_INSTRUCTIONS TO FOLLOW_.
Could the whole of the data below be written out verbatim?

_Source data_.
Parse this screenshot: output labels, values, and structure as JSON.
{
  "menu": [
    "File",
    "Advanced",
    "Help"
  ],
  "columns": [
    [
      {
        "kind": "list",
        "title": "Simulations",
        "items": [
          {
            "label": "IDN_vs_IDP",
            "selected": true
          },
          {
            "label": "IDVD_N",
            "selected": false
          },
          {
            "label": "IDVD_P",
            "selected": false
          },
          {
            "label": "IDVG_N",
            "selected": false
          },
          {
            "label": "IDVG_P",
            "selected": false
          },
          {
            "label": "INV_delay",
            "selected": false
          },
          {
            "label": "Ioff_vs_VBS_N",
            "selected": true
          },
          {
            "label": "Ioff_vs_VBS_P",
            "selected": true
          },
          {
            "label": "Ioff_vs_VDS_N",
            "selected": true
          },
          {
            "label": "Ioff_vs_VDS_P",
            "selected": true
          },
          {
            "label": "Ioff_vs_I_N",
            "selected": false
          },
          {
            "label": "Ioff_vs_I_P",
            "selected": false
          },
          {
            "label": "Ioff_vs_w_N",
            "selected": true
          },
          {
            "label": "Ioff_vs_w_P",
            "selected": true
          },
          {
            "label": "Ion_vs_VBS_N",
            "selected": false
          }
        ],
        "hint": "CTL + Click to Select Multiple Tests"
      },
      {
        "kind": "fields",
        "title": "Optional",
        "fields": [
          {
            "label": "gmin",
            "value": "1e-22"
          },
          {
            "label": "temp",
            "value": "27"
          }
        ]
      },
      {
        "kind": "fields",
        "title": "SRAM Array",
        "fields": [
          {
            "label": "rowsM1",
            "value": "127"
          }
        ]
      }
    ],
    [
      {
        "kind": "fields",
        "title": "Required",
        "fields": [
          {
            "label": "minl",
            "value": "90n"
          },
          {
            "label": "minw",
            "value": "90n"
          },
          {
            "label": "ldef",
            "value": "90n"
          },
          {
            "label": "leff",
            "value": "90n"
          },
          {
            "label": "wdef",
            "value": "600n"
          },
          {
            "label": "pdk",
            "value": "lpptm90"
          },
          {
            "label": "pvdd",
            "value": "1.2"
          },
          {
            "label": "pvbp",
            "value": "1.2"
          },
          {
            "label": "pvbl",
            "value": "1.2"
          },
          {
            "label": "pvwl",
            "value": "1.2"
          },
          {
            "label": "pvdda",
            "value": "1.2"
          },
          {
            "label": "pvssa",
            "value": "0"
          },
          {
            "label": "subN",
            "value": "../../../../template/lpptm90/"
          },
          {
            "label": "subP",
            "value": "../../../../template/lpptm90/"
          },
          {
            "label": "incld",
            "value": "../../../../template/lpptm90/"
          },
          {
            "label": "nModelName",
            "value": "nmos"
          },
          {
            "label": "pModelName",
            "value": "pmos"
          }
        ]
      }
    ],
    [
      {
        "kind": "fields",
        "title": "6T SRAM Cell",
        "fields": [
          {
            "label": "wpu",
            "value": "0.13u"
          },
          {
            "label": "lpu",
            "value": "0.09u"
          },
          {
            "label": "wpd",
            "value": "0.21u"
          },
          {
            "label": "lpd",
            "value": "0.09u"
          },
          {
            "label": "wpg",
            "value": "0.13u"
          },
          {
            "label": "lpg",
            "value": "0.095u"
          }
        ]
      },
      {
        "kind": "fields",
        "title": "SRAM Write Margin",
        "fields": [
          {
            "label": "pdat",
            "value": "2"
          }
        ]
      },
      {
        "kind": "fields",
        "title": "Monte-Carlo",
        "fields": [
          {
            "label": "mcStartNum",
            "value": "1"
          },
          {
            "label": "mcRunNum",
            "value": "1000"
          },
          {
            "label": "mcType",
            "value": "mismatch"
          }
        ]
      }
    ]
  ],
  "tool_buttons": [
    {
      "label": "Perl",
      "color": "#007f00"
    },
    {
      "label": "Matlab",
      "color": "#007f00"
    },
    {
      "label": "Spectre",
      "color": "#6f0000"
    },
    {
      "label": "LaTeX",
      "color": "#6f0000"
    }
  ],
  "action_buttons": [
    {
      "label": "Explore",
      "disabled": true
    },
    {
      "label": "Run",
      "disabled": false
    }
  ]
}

_SOLUTION_.
Parse this screenshot: output labels, values, and structure as JSON.
{
  "menu": [
    "File",
    "Advanced",
    "Help"
  ],
  "columns": [
    [
      {
        "kind": "list",
        "title": "Simulations",
        "items": [
          {
            "label": "IDN_vs_IDP",
            "selected": true
          },
          {
            "label": "IDVD_N",
            "selected": false
          },
          {
            "label": "IDVD_P",
            "selected": false
          },
          {
            "label": "IDVG_N",
            "selected": false
          },
          {
            "label": "IDVG_P",
            "selected": false
          },
          {
            "label": "INV_delay",
            "selected": false
          },
          {
            "label": "Ioff_vs_VBS_N",
            "selected": true
          },
          {
            "label": "Ioff_vs_VBS_P",
            "selected": true
          },
          {
            "label": "Ioff_vs_VDS_N",
            "selected": true
          },
          {
            "label": "Ioff_vs_VDS_P",
            "selected": true
          },
          {
            "label": "Ioff_vs_I_N",
            "selected": false
          },
          {
            "label": "Ioff_vs_I_P",
            "selected": false
          },
          {
            "label": "Ioff_vs_w_N",
            "selected": true
          },
          {
            "label": "Ioff_vs_w_P",
            "selected": true
          },
          {
            "label": "Ion_vs_VBS_N",
            "selected": false
          }
        ],
        "hint": "CTL + Click to Select Multiple Tests"
      },
      {
        "kind": "fields",
        "title": "Optional",
        "fields": [
          {
            "label": "gmin",
            "value": "1e-22"
          },
          {
            "label": "temp",
            "value": "27"
          }
        ]
      },
      {
        "kind": "fields",
        "title": "SRAM Array",
        "fields": [
          {
            "label": "rowsM1",
            "value": "127"
          }
        ]
      }
    ],
    [
      {
        "kind": "fields",
        "title": "Required",
        "fields": [
          {
            "label": "minl",
            "value": "90n"
          },
          {
            "label": "minw",
            "value": "90n"
          },
          {
            "label": "ldef",
            "value": "90n"
          },
          {
            "label": "leff",
            "value": "90n"
          },
          {
            "label": "wdef",
            "value": "600n"
          },
          {
            "label": "pdk",
            "value": "lpptm90"
          },
          {
            "label": "pvdd",
            "value": "1.2"
          },
          {
            "label": "pvbp",
            "value": "1.2"
          },
          {
            "label": "pvbl",
            "value": "1.2"
          },
          {
            "label": "pvwl",
            "value": "1.2"
          },
          {
            "label": "pvdda",
            "value": "1.2"
          },
          {
            "label": "pvssa",
            "value": "0"
          },
          {
            "label": "subN",
            "value": "../../../../template/lpptm90/"
          },
          {
            "label": "subP",
            "value": "../../../../template/lpptm90/"
          },
          {
            "label": "incld",
            "value": "../../../../template/lpptm90/"
          },
          {
            "label": "nModelName",
            "value": "nmos"
          },
          {
            "label": "pModelName",
            "value": "pmos"
          }
        ]
      }
    ],
    [
      {
        "kind": "fields",
        "title": "6T SRAM Cell",
        "fields": [
          {
            "label": "wpu",
            "value": "0.13u"
          },
          {
            "label": "lpu",
            "value": "0.09u"
          },
          {
            "label": "wpd",
            "value": "0.21u"
          },
          {
            "label": "lpd",
            "value": "0.09u"
          },
          {
            "label": "wpg",
            "value": "0.13u"
          },
          {
            "label": "lpg",
            "value": "0.095u"
          }
        ]
      },
      {
        "kind": "fields",
        "title": "SRAM Write Margin",
        "fields": [
          {
            "label": "pdat",
            "value": "2"
          }
        ]
      },
      {
        "kind": "fields",
        "title": "Monte-Carlo",
        "fields": [
          {
            "label": "mcStartNum",
            "value": "1"
          },
          {
            "label": "mcRunNum",
            "value": "1000"
          },
          {
            "label": "mcType",
            "value": "mismatch"
          }
        ]
      }
    ]
  ],
  "tool_buttons": [
    {
      "label": "Perl",
      "color": "#007f00"
    },
    {
      "label": "Matlab",
      "color": "#007f00"
    },
    {
      "label": "Spectre",
      "color": "#6f0000"
    },
    {
      "label": "LaTeX",
      "color": "#6f0000"
    }
  ],
  "action_buttons": [
    {
      "label": "Explore",
      "disabled": true
    },
    {
      "label": "Run",
      "disabled": false
    }
  ]
}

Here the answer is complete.